<<<<

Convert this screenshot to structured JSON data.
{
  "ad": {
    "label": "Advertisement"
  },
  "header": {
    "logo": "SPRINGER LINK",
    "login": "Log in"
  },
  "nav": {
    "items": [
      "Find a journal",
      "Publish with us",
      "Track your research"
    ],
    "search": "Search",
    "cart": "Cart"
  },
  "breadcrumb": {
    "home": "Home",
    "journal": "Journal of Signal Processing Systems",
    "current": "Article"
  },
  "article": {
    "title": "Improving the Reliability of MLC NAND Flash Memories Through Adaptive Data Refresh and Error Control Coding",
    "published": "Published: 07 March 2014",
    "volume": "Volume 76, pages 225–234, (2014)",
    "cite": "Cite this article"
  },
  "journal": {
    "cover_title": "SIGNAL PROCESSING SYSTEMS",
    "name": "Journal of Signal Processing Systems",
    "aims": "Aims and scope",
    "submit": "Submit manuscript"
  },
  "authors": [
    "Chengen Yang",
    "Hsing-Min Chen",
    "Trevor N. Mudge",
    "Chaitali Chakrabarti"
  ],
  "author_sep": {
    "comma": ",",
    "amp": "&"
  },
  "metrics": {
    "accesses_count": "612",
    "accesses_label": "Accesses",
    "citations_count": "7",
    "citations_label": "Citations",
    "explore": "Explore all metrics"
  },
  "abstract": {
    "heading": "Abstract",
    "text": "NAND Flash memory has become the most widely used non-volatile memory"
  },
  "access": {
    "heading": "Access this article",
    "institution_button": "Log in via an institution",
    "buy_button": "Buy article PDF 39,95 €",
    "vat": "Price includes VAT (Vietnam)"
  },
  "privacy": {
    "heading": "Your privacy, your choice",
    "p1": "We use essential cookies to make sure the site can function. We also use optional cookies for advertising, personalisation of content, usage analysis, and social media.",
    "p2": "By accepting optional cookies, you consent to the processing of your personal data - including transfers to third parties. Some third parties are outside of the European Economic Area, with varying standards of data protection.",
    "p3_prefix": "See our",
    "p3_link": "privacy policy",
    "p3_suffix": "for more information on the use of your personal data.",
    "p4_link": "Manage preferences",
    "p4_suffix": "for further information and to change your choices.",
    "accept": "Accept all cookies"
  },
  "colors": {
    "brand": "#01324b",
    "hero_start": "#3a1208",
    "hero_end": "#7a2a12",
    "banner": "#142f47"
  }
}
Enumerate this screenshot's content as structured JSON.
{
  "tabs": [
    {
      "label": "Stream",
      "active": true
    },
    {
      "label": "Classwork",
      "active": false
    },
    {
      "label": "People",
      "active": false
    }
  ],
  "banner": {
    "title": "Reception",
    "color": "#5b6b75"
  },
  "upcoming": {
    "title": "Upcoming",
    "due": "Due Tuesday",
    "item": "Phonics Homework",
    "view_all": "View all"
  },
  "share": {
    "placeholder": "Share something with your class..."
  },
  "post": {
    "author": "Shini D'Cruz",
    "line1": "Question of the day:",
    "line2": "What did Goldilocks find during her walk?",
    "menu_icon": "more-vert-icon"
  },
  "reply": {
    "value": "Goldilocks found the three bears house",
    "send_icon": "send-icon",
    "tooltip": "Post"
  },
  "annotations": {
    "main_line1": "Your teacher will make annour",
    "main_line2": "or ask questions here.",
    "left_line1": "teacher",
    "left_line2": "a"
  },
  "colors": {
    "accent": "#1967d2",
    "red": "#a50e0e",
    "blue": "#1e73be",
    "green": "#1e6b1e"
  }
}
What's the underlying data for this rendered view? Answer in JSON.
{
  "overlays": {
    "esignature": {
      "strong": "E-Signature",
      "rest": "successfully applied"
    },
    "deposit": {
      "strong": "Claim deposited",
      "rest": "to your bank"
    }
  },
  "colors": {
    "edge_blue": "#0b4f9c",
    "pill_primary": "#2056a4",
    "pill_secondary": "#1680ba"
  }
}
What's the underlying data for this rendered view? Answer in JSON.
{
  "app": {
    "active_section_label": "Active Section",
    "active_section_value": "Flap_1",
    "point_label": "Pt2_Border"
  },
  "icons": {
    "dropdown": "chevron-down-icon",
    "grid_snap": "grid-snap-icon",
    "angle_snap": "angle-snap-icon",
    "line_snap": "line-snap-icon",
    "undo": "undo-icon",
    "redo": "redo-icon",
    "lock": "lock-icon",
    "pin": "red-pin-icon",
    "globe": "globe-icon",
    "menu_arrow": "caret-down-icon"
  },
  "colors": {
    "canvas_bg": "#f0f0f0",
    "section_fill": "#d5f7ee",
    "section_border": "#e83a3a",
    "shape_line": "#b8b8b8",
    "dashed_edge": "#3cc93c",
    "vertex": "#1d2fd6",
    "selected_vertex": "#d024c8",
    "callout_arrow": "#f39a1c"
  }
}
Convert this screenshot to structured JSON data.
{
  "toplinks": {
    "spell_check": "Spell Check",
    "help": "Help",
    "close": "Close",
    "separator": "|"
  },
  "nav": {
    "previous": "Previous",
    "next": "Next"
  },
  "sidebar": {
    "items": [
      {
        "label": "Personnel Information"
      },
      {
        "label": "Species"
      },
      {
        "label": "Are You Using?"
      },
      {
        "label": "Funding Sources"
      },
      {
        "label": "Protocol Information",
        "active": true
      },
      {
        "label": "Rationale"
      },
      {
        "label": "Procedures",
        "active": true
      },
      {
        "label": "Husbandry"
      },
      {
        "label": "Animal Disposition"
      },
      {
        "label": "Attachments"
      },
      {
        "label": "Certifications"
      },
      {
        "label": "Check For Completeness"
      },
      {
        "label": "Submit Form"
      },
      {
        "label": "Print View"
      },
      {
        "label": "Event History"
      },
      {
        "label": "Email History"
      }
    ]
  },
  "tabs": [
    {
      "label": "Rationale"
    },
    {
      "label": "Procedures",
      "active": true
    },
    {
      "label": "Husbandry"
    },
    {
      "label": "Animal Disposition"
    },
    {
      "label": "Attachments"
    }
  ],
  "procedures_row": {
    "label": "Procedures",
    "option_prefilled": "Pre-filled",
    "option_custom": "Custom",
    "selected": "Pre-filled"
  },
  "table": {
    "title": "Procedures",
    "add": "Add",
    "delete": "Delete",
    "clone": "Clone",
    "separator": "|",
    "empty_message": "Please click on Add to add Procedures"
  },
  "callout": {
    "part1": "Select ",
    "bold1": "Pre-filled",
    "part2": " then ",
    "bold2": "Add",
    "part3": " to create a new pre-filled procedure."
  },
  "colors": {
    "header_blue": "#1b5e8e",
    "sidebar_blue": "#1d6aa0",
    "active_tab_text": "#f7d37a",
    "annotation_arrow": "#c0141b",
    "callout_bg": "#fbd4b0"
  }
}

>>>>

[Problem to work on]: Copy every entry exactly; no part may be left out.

[Answer box]:
Convert this screenshot to structured JSON data.
{
  "ad": {
    "label": "Advertisement"
  },
  "header": {
    "logo": "SPRINGER LINK",
    "login": "Log in"
  },
  "nav": {
    "items": [
      "Find a journal",
      "Publish with us",
      "Track your research"
    ],
    "search": "Search",
    "cart": "Cart"
  },
  "breadcrumb": {
    "home": "Home",
    "journal": "Journal of Signal Processing Systems",
    "current": "Article"
  },
  "article": {
    "title": "Improving the Reliability of MLC NAND Flash Memories Through Adaptive Data Refresh and Error Control Coding",
    "published": "Published: 07 March 2014",
    "volume": "Volume 76, pages 225–234, (2014)",
    "cite": "Cite this article"
  },
  "journal": {
    "cover_title": "SIGNAL PROCESSING SYSTEMS",
    "name": "Journal of Signal Processing Systems",
    "aims": "Aims and scope",
    "submit": "Submit manuscript"
  },
  "authors": [
    "Chengen Yang",
    "Hsing-Min Chen",
    "Trevor N. Mudge",
    "Chaitali Chakrabarti"
  ],
  "author_sep": {
    "comma": ",",
    "amp": "&"
  },
  "metrics": {
    "accesses_count": "612",
    "accesses_label": "Accesses",
    "citations_count": "7",
    "citations_label": "Citations",
    "explore": "Explore all metrics"
  },
  "abstract": {
    "heading": "Abstract",
    "text": "NAND Flash memory has become the most widely used non-volatile memory"
  },
  "access": {
    "heading": "Access this article",
    "institution_button": "Log in via an institution",
    "buy_button": "Buy article PDF 39,95 €",
    "vat": "Price includes VAT (Vietnam)"
  },
  "privacy": {
    "heading": "Your privacy, your choice",
    "p1": "We use essential cookies to make sure the site can function. We also use optional cookies for advertising, personalisation of content, usage analysis, and social media.",
    "p2": "By accepting optional cookies, you consent to the processing of your personal data - including transfers to third parties. Some third parties are outside of the European Economic Area, with varying standards of data protection.",
    "p3_prefix": "See our",
    "p3_link": "privacy policy",
    "p3_suffix": "for more information on the use of your personal data.",
    "p4_link": "Manage preferences",
    "p4_suffix": "for further information and to change your choices.",
    "accept": "Accept all cookies"
  },
  "colors": {
    "brand": "#01324b",
    "hero_start": "#3a1208",
    "hero_end": "#7a2a12",
    "banner": "#142f47"
  }
}
Enumerate this screenshot's content as structured JSON.
{
  "tabs": [
    {
      "label": "Stream",
      "active": true
    },
    {
      "label": "Classwork",
      "active": false
    },
    {
      "label": "People",
      "active": false
    }
  ],
  "banner": {
    "title": "Reception",
    "color": "#5b6b75"
  },
  "upcoming": {
    "title": "Upcoming",
    "due": "Due Tuesday",
    "item": "Phonics Homework",
    "view_all": "View all"
  },
  "share": {
    "placeholder": "Share something with your class..."
  },
  "post": {
    "author": "Shini D'Cruz",
    "line1": "Question of the day:",
    "line2": "What did Goldilocks find during her walk?",
    "menu_icon": "more-vert-icon"
  },
  "reply": {
    "value": "Goldilocks found the three bears house",
    "send_icon": "send-icon",
    "tooltip": "Post"
  },
  "annotations": {
    "main_line1": "Your teacher will make annour",
    "main_line2": "or ask questions here.",
    "left_line1": "teacher",
    "left_line2": "a"
  },
  "colors": {
    "accent": "#1967d2",
    "red": "#a50e0e",
    "blue": "#1e73be",
    "green": "#1e6b1e"
  }
}
What's the underlying data for this rendered view? Answer in JSON.
{
  "overlays": {
    "esignature": {
      "strong": "E-Signature",
      "rest": "successfully applied"
    },
    "deposit": {
      "strong": "Claim deposited",
      "rest": "to your bank"
    }
  },
  "colors": {
    "edge_blue": "#0b4f9c",
    "pill_primary": "#2056a4",
    "pill_secondary": "#1680ba"
  }
}
What's the underlying data for this rendered view? Answer in JSON.
{
  "app": {
    "active_section_label": "Active Section",
    "active_section_value": "Flap_1",
    "point_label": "Pt2_Border"
  },
  "icons": {
    "dropdown": "chevron-down-icon",
    "grid_snap": "grid-snap-icon",
    "angle_snap": "angle-snap-icon",
    "line_snap": "line-snap-icon",
    "undo": "undo-icon",
    "redo": "redo-icon",
    "lock": "lock-icon",
    "pin": "red-pin-icon",
    "globe": "globe-icon",
    "menu_arrow": "caret-down-icon"
  },
  "colors": {
    "canvas_bg": "#f0f0f0",
    "section_fill": "#d5f7ee",
    "section_border": "#e83a3a",
    "shape_line": "#b8b8b8",
    "dashed_edge": "#3cc93c",
    "vertex": "#1d2fd6",
    "selected_vertex": "#d024c8",
    "callout_arrow": "#f39a1c"
  }
}
Convert this screenshot to structured JSON data.
{
  "toplinks": {
    "spell_check": "Spell Check",
    "help": "Help",
    "close": "Close",
    "separator": "|"
  },
  "nav": {
    "previous": "Previous",
    "next": "Next"
  },
  "sidebar": {
    "items": [
      {
        "label": "Personnel Information"
      },
      {
        "label": "Species"
      },
      {
        "label": "Are You Using?"
      },
      {
        "label": "Funding Sources"
      },
      {
        "label": "Protocol Information",
        "active": true
      },
      {
        "label": "Rationale"
      },
      {
        "label": "Procedures",
        "active": true
      },
      {
        "label": "Husbandry"
      },
      {
        "label": "Animal Disposition"
      },
      {
        "label": "Attachments"
      },
      {
        "label": "Certifications"
      },
      {
        "label": "Check For Completeness"
      },
      {
        "label": "Submit Form"
      },
      {
        "label": "Print View"
      },
      {
        "label": "Event History"
      },
      {
        "label": "Email History"
      }
    ]
  },
  "tabs": [
    {
      "label": "Rationale"
    },
    {
      "label": "Procedures",
      "active": true
    },
    {
      "label": "Husbandry"
    },
    {
      "label": "Animal Disposition"
    },
    {
      "label": "Attachments"
    }
  ],
  "procedures_row": {
    "label": "Procedures",
    "option_prefilled": "Pre-filled",
    "option_custom": "Custom",
    "selected": "Pre-filled"
  },
  "table": {
    "title": "Procedures",
    "add": "Add",
    "delete": "Delete",
    "clone": "Clone",
    "separator": "|",
    "empty_message": "Please click on Add to add Procedures"
  },
  "callout": {
    "part1": "Select ",
    "bold1": "Pre-filled",
    "part2": " then ",
    "bold2": "Add",
    "part3": " to create a new pre-filled procedure."
  },
  "colors": {
    "header_blue": "#1b5e8e",
    "sidebar_blue": "#1d6aa0",
    "active_tab_text": "#f7d37a",
    "annotation_arrow": "#c0141b",
    "callout_bg": "#fbd4b0"
  }
}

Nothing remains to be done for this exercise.